The alternatives to Edward are John, in his drab guilelessness, the conniving and disgusting Jimmy, or solitude. Edward is a respectable man, a man to emulate, to envy. The others are only to be pitied. Of course, John does not realize this. He gropes through life unable to decipher the quiet maneuverings of man. His naivete is the tool through which Ford promotes the central theme of the novel, which, if it is not the ephemeral quality of truth, is the duplicity inherent in civilization.

Through a narrator who is constantly having to revise his understanding of the world and the people around him, Ford demonstrates the contingency of knowledge. By the time the story is finished, as John tells us early on, other people begin to appear to John as “incalculable simulacra among smoke wreaths.” The theme is driven home with beautiful language and an intricate plot, much as in Hustvedt’s What I Loved. The strength of this work relative to What I Loved is that The Good Soldier relies on a naively trusting narrator observing more worldly wise companions to demonstrate the fragility of truth. Hustvedt’s relies on an pathologically deceptive character for similar purpose. Thus, The Good Soldier is more powerful in demonstrating that ordinary social intercourse undermines the childlike view that appearance is reality, whereas What I Loved relies on the extraordinary to do the same.

This is not to say that What I Loved does not have its strengths as well, but I believe this review has helped me determine what it is about What I Loved that did not quite work for me. Or maybe it did work, but I took less pleasure in it. In important ways, the works are not similar, but opposites.

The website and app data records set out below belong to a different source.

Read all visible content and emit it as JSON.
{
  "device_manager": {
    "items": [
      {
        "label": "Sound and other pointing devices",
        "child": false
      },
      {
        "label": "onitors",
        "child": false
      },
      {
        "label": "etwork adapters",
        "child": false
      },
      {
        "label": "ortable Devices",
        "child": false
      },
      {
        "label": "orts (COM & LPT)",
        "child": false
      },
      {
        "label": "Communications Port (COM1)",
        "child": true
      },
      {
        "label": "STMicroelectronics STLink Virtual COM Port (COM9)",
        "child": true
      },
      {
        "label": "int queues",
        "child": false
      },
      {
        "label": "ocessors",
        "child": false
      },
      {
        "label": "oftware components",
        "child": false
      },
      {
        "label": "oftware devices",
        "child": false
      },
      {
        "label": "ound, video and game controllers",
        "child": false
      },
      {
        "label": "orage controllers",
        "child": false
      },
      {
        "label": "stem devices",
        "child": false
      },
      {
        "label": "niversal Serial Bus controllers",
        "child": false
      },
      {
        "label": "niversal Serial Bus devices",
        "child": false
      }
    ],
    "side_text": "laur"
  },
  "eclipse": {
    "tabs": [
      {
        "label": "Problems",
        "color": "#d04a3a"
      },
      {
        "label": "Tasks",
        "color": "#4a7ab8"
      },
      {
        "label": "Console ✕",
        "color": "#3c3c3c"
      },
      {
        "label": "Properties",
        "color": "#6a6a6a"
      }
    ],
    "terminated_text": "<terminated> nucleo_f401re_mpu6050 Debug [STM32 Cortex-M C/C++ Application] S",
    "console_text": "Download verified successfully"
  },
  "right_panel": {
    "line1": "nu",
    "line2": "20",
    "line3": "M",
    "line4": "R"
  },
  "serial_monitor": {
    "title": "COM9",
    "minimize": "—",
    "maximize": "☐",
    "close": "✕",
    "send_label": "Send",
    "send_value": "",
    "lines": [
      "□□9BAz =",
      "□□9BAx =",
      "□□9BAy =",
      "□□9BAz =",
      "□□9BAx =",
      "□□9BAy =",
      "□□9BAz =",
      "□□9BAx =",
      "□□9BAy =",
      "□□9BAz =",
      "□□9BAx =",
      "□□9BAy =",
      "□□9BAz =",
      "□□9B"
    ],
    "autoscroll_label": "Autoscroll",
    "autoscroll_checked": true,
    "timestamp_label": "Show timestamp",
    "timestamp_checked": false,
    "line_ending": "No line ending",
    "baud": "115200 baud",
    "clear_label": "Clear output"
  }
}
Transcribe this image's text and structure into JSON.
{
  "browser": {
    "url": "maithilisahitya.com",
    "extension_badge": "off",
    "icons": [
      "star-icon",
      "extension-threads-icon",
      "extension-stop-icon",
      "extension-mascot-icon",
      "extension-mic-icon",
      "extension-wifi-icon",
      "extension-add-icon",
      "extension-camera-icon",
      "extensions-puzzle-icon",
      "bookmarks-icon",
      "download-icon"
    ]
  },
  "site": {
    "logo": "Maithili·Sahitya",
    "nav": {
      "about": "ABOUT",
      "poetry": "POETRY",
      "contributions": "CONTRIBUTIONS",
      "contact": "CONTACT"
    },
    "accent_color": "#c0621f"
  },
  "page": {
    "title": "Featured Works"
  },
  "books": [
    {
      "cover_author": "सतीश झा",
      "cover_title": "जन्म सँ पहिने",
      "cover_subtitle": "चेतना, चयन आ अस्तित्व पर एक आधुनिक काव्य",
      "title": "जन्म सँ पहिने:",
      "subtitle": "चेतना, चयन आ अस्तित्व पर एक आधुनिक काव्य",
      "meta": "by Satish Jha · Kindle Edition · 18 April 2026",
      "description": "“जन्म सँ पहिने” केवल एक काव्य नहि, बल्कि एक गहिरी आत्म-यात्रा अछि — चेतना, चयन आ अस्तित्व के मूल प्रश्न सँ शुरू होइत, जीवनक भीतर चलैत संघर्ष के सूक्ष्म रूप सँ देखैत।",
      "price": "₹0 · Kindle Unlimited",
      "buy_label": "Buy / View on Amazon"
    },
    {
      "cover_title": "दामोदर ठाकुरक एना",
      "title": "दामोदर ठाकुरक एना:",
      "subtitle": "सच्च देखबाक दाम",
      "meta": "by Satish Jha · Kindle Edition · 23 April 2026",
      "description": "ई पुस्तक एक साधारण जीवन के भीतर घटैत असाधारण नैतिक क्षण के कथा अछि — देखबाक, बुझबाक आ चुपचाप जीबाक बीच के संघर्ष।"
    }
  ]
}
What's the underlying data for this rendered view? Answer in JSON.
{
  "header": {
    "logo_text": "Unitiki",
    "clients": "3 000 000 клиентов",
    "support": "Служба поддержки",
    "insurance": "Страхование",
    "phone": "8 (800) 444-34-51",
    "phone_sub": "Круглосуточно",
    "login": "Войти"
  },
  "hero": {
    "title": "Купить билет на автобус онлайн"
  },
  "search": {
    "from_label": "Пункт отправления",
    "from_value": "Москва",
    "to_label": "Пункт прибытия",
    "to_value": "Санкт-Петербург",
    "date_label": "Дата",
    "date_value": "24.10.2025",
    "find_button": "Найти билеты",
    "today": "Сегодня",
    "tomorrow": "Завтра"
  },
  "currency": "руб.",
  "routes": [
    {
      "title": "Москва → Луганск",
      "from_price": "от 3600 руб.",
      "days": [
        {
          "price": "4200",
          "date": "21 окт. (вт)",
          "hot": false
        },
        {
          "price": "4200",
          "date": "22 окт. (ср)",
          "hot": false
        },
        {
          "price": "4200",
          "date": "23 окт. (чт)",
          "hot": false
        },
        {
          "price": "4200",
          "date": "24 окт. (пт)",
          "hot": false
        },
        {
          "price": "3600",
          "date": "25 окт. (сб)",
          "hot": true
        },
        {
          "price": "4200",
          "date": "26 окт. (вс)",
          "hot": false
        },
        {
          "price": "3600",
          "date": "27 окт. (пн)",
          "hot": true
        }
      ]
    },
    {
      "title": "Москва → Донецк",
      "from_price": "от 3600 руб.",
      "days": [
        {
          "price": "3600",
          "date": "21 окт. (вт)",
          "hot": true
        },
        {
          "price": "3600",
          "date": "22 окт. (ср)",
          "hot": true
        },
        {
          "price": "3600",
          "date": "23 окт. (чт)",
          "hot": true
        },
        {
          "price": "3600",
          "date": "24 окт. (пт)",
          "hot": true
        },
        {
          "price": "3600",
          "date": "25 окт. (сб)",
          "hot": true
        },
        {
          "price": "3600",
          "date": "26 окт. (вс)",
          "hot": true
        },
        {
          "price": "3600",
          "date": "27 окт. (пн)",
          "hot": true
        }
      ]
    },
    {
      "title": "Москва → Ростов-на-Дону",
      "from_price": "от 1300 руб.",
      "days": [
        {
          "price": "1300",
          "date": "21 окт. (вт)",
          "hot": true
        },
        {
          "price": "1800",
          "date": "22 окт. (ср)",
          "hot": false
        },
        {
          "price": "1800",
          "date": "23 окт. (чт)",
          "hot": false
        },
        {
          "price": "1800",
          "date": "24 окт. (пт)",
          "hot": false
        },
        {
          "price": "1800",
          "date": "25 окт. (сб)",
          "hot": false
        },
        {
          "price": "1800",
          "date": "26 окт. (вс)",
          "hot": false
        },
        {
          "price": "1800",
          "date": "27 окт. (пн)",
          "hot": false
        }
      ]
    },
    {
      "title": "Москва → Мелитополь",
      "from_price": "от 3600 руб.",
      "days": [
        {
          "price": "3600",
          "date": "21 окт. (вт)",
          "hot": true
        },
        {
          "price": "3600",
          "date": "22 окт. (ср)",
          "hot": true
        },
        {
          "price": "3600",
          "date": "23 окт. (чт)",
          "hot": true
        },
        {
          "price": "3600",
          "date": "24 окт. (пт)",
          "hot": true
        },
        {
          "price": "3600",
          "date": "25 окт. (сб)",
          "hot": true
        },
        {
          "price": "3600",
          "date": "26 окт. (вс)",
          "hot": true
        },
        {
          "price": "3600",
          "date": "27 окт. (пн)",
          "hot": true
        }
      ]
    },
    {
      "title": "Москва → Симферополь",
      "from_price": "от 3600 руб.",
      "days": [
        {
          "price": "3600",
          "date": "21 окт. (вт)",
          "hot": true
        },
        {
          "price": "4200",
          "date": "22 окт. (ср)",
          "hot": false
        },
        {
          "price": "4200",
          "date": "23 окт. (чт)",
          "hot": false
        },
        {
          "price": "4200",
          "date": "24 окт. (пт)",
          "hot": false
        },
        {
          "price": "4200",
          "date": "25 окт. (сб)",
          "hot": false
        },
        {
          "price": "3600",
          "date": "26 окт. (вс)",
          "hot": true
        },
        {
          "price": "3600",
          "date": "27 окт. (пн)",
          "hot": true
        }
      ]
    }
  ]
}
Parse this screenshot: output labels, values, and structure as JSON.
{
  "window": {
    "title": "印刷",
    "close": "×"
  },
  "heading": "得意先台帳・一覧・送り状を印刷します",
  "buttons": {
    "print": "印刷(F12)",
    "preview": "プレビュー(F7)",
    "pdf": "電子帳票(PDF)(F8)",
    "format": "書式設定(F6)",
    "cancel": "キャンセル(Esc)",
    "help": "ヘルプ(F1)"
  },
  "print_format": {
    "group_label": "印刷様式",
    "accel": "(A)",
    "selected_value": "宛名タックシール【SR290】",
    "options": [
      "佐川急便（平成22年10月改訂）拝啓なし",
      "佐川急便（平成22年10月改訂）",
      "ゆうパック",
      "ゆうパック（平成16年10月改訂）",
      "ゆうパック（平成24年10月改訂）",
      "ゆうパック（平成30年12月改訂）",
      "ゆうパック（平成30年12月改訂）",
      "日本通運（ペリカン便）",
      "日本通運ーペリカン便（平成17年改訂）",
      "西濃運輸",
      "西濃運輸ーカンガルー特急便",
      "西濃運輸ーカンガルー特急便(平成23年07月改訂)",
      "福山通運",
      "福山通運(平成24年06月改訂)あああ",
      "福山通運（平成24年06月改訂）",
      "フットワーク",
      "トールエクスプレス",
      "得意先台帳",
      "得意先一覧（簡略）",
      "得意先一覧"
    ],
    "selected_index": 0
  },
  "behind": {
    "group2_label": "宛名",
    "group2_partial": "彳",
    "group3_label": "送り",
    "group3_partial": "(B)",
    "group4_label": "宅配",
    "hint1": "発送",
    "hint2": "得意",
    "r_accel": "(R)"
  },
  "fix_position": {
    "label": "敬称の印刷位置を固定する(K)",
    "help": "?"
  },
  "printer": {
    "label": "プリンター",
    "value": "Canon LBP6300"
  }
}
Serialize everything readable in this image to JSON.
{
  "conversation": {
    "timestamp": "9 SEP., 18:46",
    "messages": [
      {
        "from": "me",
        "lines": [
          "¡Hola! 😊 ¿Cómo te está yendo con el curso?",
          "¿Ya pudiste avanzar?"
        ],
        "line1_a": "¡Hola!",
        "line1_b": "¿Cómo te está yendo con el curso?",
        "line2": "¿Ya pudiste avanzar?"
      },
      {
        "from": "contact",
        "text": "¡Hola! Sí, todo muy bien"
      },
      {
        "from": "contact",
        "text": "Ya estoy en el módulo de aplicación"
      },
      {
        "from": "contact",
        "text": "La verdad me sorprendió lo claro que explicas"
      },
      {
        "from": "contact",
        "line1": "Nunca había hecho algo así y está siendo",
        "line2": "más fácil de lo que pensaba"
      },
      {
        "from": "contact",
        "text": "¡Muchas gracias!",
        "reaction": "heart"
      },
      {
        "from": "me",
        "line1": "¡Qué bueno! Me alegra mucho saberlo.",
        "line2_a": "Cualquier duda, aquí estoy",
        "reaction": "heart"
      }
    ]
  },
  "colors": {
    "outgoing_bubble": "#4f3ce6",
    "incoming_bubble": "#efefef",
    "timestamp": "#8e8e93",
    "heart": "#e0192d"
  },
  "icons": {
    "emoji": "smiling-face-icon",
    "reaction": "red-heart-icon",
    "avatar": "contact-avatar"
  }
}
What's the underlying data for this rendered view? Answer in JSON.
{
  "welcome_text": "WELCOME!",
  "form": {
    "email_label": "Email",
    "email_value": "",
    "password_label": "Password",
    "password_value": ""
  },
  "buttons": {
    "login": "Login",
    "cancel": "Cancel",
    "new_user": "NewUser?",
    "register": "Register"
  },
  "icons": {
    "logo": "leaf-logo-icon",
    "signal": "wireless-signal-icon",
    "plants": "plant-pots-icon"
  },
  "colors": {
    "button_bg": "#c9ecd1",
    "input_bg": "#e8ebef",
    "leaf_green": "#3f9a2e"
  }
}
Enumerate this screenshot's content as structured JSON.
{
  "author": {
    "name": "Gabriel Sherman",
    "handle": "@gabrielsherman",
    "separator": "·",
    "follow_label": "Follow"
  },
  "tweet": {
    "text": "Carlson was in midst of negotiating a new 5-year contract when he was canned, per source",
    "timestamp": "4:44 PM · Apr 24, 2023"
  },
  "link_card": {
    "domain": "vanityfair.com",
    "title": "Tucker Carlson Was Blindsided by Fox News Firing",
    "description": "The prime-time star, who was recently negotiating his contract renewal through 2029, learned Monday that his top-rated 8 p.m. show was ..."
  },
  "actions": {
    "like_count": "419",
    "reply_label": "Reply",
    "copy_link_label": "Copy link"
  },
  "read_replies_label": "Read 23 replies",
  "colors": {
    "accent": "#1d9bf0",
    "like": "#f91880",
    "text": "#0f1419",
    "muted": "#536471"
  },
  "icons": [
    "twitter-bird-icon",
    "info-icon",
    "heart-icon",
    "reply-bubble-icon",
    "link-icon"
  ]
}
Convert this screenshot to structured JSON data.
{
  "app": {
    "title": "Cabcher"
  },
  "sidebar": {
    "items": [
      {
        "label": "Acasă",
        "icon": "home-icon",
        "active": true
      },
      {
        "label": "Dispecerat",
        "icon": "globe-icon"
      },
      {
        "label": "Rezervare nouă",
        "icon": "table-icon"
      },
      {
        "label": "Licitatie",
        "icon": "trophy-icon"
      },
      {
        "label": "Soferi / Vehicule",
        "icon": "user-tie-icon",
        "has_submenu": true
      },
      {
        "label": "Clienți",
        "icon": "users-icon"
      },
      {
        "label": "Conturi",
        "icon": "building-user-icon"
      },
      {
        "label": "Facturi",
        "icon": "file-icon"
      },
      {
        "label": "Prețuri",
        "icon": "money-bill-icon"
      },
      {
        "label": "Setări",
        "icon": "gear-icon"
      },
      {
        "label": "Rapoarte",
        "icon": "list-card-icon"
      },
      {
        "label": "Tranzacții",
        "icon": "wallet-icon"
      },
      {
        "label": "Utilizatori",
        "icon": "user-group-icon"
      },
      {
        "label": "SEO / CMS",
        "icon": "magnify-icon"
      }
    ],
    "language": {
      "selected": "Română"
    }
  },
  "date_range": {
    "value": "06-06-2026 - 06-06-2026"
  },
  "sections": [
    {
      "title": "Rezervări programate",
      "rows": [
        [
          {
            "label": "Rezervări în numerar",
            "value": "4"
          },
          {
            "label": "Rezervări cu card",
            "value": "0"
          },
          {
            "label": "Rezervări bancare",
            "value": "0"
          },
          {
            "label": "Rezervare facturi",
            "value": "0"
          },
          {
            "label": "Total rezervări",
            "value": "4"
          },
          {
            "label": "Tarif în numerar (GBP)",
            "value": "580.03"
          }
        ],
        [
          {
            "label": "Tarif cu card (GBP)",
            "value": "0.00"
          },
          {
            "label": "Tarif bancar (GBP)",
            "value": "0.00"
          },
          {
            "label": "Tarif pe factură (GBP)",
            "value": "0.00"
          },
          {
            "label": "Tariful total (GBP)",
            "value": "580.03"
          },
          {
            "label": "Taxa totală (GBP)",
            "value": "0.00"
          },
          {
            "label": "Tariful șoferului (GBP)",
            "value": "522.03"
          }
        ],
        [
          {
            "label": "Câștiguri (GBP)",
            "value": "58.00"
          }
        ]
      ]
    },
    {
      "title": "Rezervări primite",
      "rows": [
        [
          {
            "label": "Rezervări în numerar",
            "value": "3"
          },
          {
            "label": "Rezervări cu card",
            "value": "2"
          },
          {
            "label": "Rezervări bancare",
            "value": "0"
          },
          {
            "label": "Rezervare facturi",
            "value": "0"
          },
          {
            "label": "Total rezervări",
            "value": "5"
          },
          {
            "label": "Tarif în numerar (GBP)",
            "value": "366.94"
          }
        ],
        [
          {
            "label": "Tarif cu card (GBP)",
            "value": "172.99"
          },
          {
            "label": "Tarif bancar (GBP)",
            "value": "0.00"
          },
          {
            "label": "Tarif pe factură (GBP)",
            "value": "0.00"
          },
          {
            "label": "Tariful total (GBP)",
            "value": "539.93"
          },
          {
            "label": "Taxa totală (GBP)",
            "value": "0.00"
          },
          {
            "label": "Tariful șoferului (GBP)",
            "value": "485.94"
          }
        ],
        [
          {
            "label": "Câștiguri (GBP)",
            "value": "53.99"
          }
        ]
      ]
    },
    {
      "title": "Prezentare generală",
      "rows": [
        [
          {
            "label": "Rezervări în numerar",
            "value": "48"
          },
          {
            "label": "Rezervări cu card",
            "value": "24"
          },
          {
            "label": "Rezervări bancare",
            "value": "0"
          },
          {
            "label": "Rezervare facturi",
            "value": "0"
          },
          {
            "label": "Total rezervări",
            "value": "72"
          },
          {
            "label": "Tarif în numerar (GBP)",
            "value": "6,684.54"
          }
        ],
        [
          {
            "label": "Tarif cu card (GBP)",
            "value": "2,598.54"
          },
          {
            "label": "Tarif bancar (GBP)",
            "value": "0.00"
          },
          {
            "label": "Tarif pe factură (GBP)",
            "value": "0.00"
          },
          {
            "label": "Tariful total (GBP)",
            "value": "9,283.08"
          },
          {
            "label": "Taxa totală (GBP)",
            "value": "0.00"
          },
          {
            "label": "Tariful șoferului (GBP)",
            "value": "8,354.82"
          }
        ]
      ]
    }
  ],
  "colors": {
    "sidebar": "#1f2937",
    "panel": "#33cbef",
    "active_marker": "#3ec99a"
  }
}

But finally, what I have to say is this: If you have read and enjoyed The Good Soldier, you should pick up What I Loved for a delightful comparison. If you have read and enjoyed What I Loved, or if you have not, but have yet to read The Good Soldier, I highly recommend you do. This book is a classic for a reason.